As the father of a severely special needs kid, I at least can relate to that. And that’s the thing: I could never, ever, relate to the previously-described character in my titular co-author’s work.

I lined this up with the same timeline as The Last Town series, which also takes place (albeit partially) in Los Angeles. While there is no real-time interaction between the characters in this work and that one, they do actually lay eyes on each other. As Reese, Bates, and the others are fleeing the Hollywood Bowl, Wallace is skulking northward through Redondo Beach. And while the survivors of LAPD’s Hollywood Station make their way to eventual safety, Wallace has to contend with a metropolis that is filling with more and more ghouls every day.

In the first book, the lead character was a Hollywood stuntman.

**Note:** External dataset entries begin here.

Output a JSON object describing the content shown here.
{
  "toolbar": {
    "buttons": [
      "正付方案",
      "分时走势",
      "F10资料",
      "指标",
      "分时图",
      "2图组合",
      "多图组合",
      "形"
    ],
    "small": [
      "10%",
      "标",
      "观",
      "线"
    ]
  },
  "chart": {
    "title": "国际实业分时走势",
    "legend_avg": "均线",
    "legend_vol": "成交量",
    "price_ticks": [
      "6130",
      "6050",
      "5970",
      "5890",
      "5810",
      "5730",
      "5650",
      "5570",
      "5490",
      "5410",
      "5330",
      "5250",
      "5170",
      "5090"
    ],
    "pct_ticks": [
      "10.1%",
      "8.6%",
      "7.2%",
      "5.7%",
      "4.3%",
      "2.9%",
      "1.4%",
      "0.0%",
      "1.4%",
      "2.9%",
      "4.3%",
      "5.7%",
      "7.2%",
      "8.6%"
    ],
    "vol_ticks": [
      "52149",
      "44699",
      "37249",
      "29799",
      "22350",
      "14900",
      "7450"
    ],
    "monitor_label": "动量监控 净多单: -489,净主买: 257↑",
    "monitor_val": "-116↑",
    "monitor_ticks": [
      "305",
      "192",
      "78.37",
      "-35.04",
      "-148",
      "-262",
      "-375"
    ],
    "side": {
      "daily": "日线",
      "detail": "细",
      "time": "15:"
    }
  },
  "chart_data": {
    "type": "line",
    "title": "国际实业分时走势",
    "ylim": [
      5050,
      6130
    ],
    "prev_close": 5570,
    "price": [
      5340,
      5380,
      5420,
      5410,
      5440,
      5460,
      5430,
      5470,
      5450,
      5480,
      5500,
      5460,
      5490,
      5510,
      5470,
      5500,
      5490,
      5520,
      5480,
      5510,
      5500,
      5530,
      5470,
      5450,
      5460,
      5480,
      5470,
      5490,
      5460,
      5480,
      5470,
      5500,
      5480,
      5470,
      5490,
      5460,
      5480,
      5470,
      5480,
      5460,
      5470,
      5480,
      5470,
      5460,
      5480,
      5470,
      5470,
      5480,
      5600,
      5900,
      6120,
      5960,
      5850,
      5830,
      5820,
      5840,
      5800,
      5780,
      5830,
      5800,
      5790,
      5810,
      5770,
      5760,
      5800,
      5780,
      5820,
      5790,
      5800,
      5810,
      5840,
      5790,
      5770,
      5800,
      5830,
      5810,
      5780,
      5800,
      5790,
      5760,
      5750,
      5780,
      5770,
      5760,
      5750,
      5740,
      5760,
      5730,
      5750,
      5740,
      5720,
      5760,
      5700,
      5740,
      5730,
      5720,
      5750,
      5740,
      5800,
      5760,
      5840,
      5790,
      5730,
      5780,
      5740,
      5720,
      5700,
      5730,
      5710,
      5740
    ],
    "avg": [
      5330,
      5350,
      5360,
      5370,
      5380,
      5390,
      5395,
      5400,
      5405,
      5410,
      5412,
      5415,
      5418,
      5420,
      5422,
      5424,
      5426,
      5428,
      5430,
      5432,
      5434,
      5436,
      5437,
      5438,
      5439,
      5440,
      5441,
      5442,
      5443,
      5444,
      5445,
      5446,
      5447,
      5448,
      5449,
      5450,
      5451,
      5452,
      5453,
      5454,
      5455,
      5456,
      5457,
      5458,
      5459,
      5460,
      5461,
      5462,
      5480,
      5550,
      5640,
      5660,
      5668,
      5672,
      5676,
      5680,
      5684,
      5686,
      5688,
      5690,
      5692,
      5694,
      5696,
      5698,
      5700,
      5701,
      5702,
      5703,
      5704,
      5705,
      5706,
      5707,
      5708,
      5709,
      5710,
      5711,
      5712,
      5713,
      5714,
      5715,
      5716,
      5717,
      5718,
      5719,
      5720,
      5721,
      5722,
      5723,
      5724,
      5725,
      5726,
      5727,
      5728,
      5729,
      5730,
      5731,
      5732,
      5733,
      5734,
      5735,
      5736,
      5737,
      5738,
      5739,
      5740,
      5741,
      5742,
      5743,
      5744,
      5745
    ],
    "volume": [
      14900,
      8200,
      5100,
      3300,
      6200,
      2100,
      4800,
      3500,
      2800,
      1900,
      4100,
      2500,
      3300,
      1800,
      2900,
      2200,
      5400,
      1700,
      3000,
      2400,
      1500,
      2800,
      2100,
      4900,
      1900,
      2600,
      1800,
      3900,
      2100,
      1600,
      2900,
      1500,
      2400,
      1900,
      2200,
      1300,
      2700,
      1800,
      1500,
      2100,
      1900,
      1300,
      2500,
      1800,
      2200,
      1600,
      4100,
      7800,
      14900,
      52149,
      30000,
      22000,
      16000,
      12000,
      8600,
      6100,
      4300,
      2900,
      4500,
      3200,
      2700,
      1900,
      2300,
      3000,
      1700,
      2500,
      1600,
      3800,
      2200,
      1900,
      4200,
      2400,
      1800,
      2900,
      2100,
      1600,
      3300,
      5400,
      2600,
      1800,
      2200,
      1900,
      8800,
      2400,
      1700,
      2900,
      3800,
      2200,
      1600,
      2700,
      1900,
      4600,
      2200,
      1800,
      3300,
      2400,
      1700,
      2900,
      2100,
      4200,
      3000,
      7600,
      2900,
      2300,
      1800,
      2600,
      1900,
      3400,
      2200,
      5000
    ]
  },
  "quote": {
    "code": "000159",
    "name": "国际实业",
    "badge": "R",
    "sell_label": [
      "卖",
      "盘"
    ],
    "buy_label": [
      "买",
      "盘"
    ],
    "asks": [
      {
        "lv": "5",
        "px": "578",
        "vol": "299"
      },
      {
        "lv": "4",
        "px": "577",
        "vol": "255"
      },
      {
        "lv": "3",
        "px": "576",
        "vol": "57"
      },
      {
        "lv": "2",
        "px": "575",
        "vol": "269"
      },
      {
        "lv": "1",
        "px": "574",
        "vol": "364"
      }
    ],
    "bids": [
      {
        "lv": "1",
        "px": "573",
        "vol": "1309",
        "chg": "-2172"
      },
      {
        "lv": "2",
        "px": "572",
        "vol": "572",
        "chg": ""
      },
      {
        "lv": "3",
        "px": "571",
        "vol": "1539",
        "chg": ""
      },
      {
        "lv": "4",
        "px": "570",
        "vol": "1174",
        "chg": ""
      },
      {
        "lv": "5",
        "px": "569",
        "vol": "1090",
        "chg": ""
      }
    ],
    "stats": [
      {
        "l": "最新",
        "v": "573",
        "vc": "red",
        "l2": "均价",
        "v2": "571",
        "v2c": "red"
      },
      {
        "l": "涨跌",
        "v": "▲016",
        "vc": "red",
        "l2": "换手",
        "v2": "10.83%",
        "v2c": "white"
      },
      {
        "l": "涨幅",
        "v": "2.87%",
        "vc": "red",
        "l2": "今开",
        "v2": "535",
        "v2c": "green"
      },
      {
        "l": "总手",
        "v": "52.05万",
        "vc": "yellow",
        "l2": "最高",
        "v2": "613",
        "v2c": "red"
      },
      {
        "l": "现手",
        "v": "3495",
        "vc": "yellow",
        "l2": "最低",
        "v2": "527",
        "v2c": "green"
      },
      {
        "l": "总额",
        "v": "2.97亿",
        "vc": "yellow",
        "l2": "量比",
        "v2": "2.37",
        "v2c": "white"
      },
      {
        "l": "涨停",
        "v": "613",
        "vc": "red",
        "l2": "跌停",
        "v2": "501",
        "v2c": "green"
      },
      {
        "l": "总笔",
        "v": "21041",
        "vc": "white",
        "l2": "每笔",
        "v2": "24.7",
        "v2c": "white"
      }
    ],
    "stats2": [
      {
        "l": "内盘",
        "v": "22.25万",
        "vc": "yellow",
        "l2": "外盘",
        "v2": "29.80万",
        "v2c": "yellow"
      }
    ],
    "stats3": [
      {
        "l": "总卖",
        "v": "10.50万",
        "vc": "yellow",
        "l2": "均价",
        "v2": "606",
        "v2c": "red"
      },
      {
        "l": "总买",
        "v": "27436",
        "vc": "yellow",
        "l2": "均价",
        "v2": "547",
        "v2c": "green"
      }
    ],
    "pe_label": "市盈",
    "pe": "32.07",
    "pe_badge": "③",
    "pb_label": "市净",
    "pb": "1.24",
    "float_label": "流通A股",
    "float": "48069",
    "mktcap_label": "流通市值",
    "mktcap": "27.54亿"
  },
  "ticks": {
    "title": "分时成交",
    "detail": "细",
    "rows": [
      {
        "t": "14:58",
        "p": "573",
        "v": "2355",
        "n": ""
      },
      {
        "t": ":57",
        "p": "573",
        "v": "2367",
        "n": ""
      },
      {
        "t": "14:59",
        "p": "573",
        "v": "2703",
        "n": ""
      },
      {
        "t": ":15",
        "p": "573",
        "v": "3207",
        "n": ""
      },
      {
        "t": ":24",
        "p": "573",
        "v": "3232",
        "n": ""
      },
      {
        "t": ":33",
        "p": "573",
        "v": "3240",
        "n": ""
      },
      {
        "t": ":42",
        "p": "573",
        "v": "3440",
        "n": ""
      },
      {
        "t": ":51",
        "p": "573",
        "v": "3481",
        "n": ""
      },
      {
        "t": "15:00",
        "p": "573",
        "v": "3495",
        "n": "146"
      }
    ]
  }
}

That was interesting; I know some stunt folks, and they’re pretty interesting men and women. But the character in the old book was nothing like them; no courage, no forethought, no ability to look at a gag and know it wasn’t going to work. In this work, Wallace is also involved in “the business”–he’s working on an incubating TV series for Gary Norton, a dramatic representation of Wallace’s time with the US Border Patrol–but that’s about it. More importantly, as a former USBP official, Wallace has some skills. Not the same type as, say, Dave Gartrell in The Gathering Dead, but enough to make his survival in the zompoc at least more credible. He doesn’t depend on luck and happenstance to get out of bad situations; he pulls himself through them, by his bootstraps if necessary. That was something in the original that made my clench my teeth in near anger; the original hero was so unworthy of surviving that it had me screaming into my hands.

So I changed that shit.

If you can manage it, look for Dead in L.A. at the end of the month. Hopefully, it’s about 40,000 times better than its ill-fated forerunner.


And if not? You know who to blame. No co-author to hide behind this time…it’s all on me. (Though if you want to blame WJ Lundy or Craig DiLouie, I’m all for it. Actually, no…blame Shawn Chesser. The guy doesn’t even drink, so how trustworthy is he, really?)